Dakota jumped slightly at the sound, then turned to look up at Patch. His hands were bloody, and he was looking at her intently. He noticed her eyes look at his hands, then locked eyes with her once again.
“Rabbit,” he stated. “Thought maybe you could use a little meat in your belly.”
Dakota narrowed her eyes slightly, but then nodded in acquiescence. She looked past him out into the barn proper. “Why’d you move me?,” she asked plainly.
“The house wasn’t safe. You were hurt. And I’d already scoped out the barn,” he answered. “Honestly, I’ve been holed up here for a while, and I saw your approach. Not as stealthy as you think.”
Something about his answer rang hollow, but Dakota didn’t have the energy to press the issue right now. She still wasn’t sure how long she’d been out the first time, and she knew that she’d barely had enough food to keep her going even before the mishaps in the farmhouse. Since then, having eaten only an apple and some peanuts was not going to help her. As long as he was telling the truth about meat, she was willing to risk sticking with him a little longer.

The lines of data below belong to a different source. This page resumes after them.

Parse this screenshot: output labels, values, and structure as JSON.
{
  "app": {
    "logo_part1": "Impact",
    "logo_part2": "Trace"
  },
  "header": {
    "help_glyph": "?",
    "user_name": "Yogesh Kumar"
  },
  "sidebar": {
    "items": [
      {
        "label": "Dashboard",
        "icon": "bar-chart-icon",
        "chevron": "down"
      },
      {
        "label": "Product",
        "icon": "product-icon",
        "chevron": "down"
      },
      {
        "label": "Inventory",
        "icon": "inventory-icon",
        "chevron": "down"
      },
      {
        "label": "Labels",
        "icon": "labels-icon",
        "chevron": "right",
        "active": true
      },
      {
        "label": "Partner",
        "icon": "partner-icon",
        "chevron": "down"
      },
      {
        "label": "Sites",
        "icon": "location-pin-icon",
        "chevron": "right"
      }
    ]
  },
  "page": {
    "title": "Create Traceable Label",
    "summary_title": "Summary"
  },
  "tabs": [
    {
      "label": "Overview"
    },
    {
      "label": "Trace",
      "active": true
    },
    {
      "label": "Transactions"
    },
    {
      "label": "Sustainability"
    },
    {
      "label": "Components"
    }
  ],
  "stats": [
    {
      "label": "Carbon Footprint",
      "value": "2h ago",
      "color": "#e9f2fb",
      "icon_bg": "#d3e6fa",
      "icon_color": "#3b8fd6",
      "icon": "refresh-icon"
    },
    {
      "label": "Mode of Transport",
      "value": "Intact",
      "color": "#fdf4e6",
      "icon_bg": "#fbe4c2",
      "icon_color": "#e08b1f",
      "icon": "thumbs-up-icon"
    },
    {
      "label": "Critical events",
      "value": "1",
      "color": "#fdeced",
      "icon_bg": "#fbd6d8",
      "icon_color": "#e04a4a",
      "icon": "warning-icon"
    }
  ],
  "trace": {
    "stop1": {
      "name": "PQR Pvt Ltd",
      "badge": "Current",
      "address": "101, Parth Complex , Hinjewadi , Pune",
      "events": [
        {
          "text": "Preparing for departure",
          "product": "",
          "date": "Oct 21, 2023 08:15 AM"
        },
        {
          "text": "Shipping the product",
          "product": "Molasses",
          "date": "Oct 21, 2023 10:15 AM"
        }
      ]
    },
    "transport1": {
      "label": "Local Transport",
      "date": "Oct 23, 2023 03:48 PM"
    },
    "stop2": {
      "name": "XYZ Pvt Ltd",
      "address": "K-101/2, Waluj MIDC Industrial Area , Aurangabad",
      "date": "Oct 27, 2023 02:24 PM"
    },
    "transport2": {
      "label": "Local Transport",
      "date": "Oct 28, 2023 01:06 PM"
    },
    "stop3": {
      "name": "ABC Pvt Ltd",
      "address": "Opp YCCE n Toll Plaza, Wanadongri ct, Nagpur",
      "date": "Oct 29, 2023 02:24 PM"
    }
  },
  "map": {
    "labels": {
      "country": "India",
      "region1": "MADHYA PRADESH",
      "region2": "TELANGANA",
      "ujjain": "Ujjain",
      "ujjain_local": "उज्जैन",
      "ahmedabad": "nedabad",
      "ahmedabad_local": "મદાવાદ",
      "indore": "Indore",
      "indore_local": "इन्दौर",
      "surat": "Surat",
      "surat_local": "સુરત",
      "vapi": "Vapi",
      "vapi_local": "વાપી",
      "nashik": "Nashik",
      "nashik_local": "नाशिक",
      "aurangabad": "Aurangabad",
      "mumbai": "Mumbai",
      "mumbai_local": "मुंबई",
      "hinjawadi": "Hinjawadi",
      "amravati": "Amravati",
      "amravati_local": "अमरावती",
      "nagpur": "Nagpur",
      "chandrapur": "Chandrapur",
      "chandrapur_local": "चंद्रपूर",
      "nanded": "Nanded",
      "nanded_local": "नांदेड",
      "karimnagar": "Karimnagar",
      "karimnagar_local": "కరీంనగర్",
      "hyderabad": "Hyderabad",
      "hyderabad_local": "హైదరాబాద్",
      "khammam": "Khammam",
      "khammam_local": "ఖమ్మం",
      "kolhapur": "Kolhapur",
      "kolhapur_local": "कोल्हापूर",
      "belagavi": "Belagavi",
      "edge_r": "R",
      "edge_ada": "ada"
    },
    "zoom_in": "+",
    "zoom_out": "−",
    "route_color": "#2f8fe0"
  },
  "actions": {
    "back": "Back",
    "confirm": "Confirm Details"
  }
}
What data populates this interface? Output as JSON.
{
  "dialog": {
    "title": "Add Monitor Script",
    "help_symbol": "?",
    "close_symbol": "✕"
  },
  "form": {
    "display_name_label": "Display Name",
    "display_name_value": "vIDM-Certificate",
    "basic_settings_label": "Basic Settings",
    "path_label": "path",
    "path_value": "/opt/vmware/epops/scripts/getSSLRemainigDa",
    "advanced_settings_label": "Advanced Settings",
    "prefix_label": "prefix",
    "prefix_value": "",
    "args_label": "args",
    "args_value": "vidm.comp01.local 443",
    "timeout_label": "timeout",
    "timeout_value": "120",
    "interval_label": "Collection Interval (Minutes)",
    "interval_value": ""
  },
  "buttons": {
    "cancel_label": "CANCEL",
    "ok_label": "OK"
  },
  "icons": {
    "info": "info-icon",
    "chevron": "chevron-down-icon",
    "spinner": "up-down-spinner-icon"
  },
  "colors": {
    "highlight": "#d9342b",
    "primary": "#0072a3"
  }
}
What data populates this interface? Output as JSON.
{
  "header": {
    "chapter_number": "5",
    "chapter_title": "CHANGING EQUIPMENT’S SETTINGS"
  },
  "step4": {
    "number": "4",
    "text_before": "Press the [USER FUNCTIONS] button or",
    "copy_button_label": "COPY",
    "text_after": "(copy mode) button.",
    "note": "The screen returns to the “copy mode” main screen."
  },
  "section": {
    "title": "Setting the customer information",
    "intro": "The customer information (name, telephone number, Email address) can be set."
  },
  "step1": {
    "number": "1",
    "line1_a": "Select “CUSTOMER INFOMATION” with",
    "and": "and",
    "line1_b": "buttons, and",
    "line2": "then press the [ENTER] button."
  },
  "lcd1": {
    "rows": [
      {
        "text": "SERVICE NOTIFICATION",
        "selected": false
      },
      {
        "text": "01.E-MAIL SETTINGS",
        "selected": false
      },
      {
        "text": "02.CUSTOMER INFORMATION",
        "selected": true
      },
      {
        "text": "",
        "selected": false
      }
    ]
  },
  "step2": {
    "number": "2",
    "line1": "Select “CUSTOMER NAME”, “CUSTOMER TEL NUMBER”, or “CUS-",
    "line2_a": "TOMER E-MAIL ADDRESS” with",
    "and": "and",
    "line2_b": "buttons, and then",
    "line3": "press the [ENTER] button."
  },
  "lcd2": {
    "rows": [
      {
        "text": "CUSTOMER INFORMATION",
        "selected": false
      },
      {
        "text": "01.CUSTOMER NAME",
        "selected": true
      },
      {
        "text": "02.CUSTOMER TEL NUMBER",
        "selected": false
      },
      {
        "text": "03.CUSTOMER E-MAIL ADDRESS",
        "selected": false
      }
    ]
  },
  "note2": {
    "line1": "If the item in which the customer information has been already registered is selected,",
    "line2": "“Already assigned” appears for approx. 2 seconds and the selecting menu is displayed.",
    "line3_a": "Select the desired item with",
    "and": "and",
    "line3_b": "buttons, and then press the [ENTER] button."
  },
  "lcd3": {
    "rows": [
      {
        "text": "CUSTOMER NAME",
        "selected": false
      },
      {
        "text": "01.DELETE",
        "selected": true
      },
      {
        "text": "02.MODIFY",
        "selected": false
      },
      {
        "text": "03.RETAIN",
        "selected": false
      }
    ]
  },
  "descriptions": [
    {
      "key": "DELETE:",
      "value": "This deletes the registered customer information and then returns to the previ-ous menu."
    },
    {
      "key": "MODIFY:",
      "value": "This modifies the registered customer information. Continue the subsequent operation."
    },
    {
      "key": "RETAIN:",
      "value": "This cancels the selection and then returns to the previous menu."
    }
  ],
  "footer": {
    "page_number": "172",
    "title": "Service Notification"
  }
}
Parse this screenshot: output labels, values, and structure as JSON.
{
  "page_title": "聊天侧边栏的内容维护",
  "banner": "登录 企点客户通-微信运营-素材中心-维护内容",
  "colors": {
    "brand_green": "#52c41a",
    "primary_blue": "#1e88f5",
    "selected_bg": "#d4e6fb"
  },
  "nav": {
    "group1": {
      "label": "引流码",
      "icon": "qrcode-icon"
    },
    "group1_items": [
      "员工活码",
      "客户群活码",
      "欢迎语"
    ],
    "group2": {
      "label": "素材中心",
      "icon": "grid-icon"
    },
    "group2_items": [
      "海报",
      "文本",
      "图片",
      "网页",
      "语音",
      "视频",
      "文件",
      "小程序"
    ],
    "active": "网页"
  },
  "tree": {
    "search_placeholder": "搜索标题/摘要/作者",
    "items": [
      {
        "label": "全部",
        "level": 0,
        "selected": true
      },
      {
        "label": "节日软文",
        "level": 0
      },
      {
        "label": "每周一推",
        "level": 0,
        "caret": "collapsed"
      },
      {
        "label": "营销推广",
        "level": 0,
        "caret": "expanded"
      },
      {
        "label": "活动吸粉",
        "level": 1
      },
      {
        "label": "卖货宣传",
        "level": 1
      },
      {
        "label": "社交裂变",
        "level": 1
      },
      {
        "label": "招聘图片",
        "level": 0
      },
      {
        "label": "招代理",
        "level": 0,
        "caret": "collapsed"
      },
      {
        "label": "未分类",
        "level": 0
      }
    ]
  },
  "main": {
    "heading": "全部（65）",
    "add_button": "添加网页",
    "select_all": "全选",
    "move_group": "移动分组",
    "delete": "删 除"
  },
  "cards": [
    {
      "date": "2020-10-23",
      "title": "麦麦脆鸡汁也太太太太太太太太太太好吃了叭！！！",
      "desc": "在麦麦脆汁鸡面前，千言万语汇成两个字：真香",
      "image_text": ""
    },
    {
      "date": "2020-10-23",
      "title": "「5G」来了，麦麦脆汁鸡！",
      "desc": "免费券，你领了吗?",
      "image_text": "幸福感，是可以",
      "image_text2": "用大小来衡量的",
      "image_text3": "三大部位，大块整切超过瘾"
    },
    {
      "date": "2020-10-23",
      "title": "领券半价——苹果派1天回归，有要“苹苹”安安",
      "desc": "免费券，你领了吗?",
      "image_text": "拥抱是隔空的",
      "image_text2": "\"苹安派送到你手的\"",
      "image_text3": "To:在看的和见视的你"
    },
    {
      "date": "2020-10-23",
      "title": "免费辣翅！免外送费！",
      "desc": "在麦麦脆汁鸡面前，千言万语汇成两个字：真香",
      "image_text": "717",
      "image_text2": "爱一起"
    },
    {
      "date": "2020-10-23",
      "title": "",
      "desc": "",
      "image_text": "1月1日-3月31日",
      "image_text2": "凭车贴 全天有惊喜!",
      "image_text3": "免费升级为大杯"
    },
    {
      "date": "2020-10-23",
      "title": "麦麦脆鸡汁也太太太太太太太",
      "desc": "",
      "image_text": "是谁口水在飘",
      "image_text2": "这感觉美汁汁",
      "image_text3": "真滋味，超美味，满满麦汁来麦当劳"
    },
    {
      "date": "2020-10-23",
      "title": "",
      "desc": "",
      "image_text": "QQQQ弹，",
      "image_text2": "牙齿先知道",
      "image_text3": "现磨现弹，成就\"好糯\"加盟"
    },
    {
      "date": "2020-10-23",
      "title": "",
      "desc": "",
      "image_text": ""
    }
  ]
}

She forced herself to visibly relax. “Sorry if I’m seeming ungrateful,” she said. “Haven’t had the best of luck the few times I’ve run across people, and I’ve gotten used to doing this all on my own.”
Patch nodded, then stepped aside. “Look, I understand,” he said. “But we’re not all out to get you.” He turned on his heel, and started towards the stairs leading down to the ground below. Dakota followed him, seeing what appeared to be the makings of a cook fire, along with a couple of rabbits piled nearby. She was still disconcerted by the amount of blood for two small rabbits, but her hunger got the best of her, and she left her pack behind before heading down the stairs herself.
Patch proved to be a quick worker, and before she could really dwell on it, he was roasting the rabbits over the fire. The smell of cooking meat drifted towards her nostrils, and she felt herself salivate over the notion. Dakota sat quietly, simply watching Patch work. For his part, he was economical of movement, and seemed content to prepare the meal in silence. Shortly before the rabbits were done cooking, he produced a can of green beans, and set it to cook, as well. In contrast to many of Dakota’s recent meals, this was going to be a feast.
The silence between the two continued through the meal, each more focused on the food than on each other. Dakota chewed her food carefully, relishing the taste as it filled her mouth. She drank from the canteen to wash down some of the less tender morsels. Across the fire from her, Patch alternated between eating his meal and staring into the fire itself. Before long, the rabbit and beans were gone, and the crackling of the wood started to die down. Patch stood, pouring water over the fire before kicking dirt at it. He then clapped his hands together, and walked out of the barn.
The act of putting the fire out had snapped Dakota out of her reverie, and she couldn’t help but wonder where he was heading. Carefully, she rose, moving to the barn door to keep an eye. It was then that she noticed a water pump, clearly hooked up to a well or something. Patch was steadily pumping water into a bucket, and had a canteen lying nearby that he looked prepared to fill as well. The placement of the water pump explained why he’d been able to freely offer her water before, and also helped explain the washcloth that had been on her forehead when she woke up. What it didn’t explain was why he had eaten his meal with hands still covered in blood. Dakota was about to ask when Patch suddenly looked off in the distance, concern crossing his young face.
“What is it?,” she started to ask, but was stopped when he held one finger up to his lips, asking for silence. Stillness hung between the two for a few seconds before she picked up what had grabbed his attention so forcefully.
Across the still air, through the sun’s rays, Dakota’s heart fell. The alarms were ringing.